Input data:
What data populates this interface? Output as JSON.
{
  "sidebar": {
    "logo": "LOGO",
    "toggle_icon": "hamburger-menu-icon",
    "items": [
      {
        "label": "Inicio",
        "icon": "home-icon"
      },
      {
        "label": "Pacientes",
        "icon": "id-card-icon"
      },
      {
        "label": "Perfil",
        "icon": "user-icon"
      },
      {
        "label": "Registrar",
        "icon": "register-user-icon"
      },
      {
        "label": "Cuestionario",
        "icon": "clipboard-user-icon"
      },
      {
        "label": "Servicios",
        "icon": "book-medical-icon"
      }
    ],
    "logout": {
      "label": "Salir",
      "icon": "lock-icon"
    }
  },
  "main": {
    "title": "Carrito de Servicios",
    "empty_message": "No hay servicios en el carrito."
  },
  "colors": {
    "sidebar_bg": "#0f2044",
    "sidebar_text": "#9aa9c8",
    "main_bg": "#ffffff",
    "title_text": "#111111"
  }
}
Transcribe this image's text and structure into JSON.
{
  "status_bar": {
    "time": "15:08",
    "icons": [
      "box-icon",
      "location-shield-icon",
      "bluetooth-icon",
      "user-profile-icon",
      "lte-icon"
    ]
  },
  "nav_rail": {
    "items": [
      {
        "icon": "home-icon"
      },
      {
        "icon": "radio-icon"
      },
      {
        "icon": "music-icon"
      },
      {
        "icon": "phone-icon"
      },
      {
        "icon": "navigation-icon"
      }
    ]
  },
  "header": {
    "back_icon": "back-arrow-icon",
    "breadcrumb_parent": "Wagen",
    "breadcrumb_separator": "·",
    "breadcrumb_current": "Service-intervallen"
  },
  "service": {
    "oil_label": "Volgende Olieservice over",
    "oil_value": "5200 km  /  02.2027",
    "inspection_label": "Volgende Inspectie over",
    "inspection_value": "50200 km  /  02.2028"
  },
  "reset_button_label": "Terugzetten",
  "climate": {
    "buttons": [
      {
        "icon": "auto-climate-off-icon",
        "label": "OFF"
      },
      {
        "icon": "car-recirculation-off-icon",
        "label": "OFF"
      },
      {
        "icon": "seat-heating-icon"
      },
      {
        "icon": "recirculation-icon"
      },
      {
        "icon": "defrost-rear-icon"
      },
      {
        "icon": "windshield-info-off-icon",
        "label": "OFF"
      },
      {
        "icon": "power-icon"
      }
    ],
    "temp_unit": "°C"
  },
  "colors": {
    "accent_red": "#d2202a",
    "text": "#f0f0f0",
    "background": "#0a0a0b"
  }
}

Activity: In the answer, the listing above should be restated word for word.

Exercise answer:
What data populates this interface? Output as JSON.
{
  "sidebar": {
    "logo": "LOGO",
    "toggle_icon": "hamburger-menu-icon",
    "items": [
      {
        "label": "Inicio",
        "icon": "home-icon"
      },
      {
        "label": "Pacientes",
        "icon": "id-card-icon"
      },
      {
        "label": "Perfil",
        "icon": "user-icon"
      },
      {
        "label": "Registrar",
        "icon": "register-user-icon"
      },
      {
        "label": "Cuestionario",
        "icon": "clipboard-user-icon"
      },
      {
        "label": "Servicios",
        "icon": "book-medical-icon"
      }
    ],
    "logout": {
      "label": "Salir",
      "icon": "lock-icon"
    }
  },
  "main": {
    "title": "Carrito de Servicios",
    "empty_message": "No hay servicios en el carrito."
  },
  "colors": {
    "sidebar_bg": "#0f2044",
    "sidebar_text": "#9aa9c8",
    "main_bg": "#ffffff",
    "title_text": "#111111"
  }
}
Transcribe this image's text and structure into JSON.
{
  "status_bar": {
    "time": "15:08",
    "icons": [
      "box-icon",
      "location-shield-icon",
      "bluetooth-icon",
      "user-profile-icon",
      "lte-icon"
    ]
  },
  "nav_rail": {
    "items": [
      {
        "icon": "home-icon"
      },
      {
        "icon": "radio-icon"
      },
      {
        "icon": "music-icon"
      },
      {
        "icon": "phone-icon"
      },
      {
        "icon": "navigation-icon"
      }
    ]
  },
  "header": {
    "back_icon": "back-arrow-icon",
    "breadcrumb_parent": "Wagen",
    "breadcrumb_separator": "·",
    "breadcrumb_current": "Service-intervallen"
  },
  "service": {
    "oil_label": "Volgende Olieservice over",
    "oil_value": "5200 km  /  02.2027",
    "inspection_label": "Volgende Inspectie over",
    "inspection_value": "50200 km  /  02.2028"
  },
  "reset_button_label": "Terugzetten",
  "climate": {
    "buttons": [
      {
        "icon": "auto-climate-off-icon",
        "label": "OFF"
      },
      {
        "icon": "car-recirculation-off-icon",
        "label": "OFF"
      },
      {
        "icon": "seat-heating-icon"
      },
      {
        "icon": "recirculation-icon"
      },
      {
        "icon": "defrost-rear-icon"
      },
      {
        "icon": "windshield-info-off-icon",
        "label": "OFF"
      },
      {
        "icon": "power-icon"
      }
    ],
    "temp_unit": "°C"
  },
  "colors": {
    "accent_red": "#d2202a",
    "text": "#f0f0f0",
    "background": "#0a0a0b"
  }
}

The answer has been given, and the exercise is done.